Record excerpts →
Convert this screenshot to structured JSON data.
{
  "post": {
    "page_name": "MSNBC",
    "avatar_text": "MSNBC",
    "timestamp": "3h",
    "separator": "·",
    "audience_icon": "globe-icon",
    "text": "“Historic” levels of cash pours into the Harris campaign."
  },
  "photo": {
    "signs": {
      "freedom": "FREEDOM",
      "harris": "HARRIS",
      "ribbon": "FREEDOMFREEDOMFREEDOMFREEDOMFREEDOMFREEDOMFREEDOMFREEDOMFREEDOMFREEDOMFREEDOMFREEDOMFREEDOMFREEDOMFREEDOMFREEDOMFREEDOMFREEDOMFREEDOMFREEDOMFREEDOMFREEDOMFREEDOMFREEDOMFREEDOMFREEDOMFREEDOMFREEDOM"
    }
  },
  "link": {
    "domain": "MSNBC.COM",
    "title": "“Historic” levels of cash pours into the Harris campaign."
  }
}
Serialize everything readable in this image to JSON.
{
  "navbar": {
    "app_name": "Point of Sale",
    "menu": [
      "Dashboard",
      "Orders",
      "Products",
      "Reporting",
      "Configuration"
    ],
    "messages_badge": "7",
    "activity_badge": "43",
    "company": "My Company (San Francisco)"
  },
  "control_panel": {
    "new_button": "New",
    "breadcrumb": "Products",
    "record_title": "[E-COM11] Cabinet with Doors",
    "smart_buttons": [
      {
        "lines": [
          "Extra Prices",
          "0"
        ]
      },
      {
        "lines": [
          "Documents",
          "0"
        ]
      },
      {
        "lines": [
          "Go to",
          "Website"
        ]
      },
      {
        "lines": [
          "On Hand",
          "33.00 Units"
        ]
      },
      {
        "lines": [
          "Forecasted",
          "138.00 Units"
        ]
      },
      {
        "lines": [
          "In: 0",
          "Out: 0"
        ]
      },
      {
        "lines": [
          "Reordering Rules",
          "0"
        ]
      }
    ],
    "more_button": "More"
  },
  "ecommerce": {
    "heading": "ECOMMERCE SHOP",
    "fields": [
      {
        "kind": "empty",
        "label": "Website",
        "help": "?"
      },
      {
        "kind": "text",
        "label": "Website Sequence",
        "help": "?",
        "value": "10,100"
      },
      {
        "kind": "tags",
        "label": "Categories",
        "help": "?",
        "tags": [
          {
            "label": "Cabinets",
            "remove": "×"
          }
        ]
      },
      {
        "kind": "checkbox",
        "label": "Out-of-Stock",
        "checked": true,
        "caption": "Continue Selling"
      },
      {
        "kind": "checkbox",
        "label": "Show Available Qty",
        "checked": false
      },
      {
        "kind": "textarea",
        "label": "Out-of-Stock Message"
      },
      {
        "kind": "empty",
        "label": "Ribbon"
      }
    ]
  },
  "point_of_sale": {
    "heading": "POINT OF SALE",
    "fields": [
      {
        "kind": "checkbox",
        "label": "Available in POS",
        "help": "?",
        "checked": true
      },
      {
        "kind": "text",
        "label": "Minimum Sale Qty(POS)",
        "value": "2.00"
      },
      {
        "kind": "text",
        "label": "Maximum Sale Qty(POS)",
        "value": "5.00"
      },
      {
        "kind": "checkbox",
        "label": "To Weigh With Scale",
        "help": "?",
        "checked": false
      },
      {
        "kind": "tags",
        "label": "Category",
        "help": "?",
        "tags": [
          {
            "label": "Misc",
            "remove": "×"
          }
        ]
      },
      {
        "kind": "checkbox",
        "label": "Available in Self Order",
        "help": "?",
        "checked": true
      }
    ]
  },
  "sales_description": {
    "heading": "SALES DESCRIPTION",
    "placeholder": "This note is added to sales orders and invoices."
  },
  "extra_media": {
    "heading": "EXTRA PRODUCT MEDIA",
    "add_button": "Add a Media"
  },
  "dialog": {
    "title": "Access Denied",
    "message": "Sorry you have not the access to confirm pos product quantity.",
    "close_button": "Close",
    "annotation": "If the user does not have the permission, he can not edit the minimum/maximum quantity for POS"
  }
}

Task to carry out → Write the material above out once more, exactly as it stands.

Response to the exercise →
Convert this screenshot to structured JSON data.
{
  "post": {
    "page_name": "MSNBC",
    "avatar_text": "MSNBC",
    "timestamp": "3h",
    "separator": "·",
    "audience_icon": "globe-icon",
    "text": "“Historic” levels of cash pours into the Harris campaign."
  },
  "photo": {
    "signs": {
      "freedom": "FREEDOM",
      "harris": "HARRIS",
      "ribbon": "FREEDOMFREEDOMFREEDOMFREEDOMFREEDOMFREEDOMFREEDOMFREEDOMFREEDOMFREEDOMFREEDOMFREEDOMFREEDOMFREEDOMFREEDOMFREEDOMFREEDOMFREEDOMFREEDOMFREEDOMFREEDOMFREEDOMFREEDOMFREEDOMFREEDOMFREEDOMFREEDOMFREEDOM"
    }
  },
  "link": {
    "domain": "MSNBC.COM",
    "title": "“Historic” levels of cash pours into the Harris campaign."
  }
}
Serialize everything readable in this image to JSON.
{
  "navbar": {
    "app_name": "Point of Sale",
    "menu": [
      "Dashboard",
      "Orders",
      "Products",
      "Reporting",
      "Configuration"
    ],
    "messages_badge": "7",
    "activity_badge": "43",
    "company": "My Company (San Francisco)"
  },
  "control_panel": {
    "new_button": "New",
    "breadcrumb": "Products",
    "record_title": "[E-COM11] Cabinet with Doors",
    "smart_buttons": [
      {
        "lines": [
          "Extra Prices",
          "0"
        ]
      },
      {
        "lines": [
          "Documents",
          "0"
        ]
      },
      {
        "lines": [
          "Go to",
          "Website"
        ]
      },
      {
        "lines": [
          "On Hand",
          "33.00 Units"
        ]
      },
      {
        "lines": [
          "Forecasted",
          "138.00 Units"
        ]
      },
      {
        "lines": [
          "In: 0",
          "Out: 0"
        ]
      },
      {
        "lines": [
          "Reordering Rules",
          "0"
        ]
      }
    ],
    "more_button": "More"
  },
  "ecommerce": {
    "heading": "ECOMMERCE SHOP",
    "fields": [
      {
        "kind": "empty",
        "label": "Website",
        "help": "?"
      },
      {
        "kind": "text",
        "label": "Website Sequence",
        "help": "?",
        "value": "10,100"
      },
      {
        "kind": "tags",
        "label": "Categories",
        "help": "?",
        "tags": [
          {
            "label": "Cabinets",
            "remove": "×"
          }
        ]
      },
      {
        "kind": "checkbox",
        "label": "Out-of-Stock",
        "checked": true,
        "caption": "Continue Selling"
      },
      {
        "kind": "checkbox",
        "label": "Show Available Qty",
        "checked": false
      },
      {
        "kind": "textarea",
        "label": "Out-of-Stock Message"
      },
      {
        "kind": "empty",
        "label": "Ribbon"
      }
    ]
  },
  "point_of_sale": {
    "heading": "POINT OF SALE",
    "fields": [
      {
        "kind": "checkbox",
        "label": "Available in POS",
        "help": "?",
        "checked": true
      },
      {
        "kind": "text",
        "label": "Minimum Sale Qty(POS)",
        "value": "2.00"
      },
      {
        "kind": "text",
        "label": "Maximum Sale Qty(POS)",
        "value": "5.00"
      },
      {
        "kind": "checkbox",
        "label": "To Weigh With Scale",
        "help": "?",
        "checked": false
      },
      {
        "kind": "tags",
        "label": "Category",
        "help": "?",
        "tags": [
          {
            "label": "Misc",
            "remove": "×"
          }
        ]
      },
      {
        "kind": "checkbox",
        "label": "Available in Self Order",
        "help": "?",
        "checked": true
      }
    ]
  },
  "sales_description": {
    "heading": "SALES DESCRIPTION",
    "placeholder": "This note is added to sales orders and invoices."
  },
  "extra_media": {
    "heading": "EXTRA PRODUCT MEDIA",
    "add_button": "Add a Media"
  },
  "dialog": {
    "title": "Access Denied",
    "message": "Sorry you have not the access to confirm pos product quantity.",
    "close_button": "Close",
    "annotation": "If the user does not have the permission, he can not edit the minimum/maximum quantity for POS"
  }
}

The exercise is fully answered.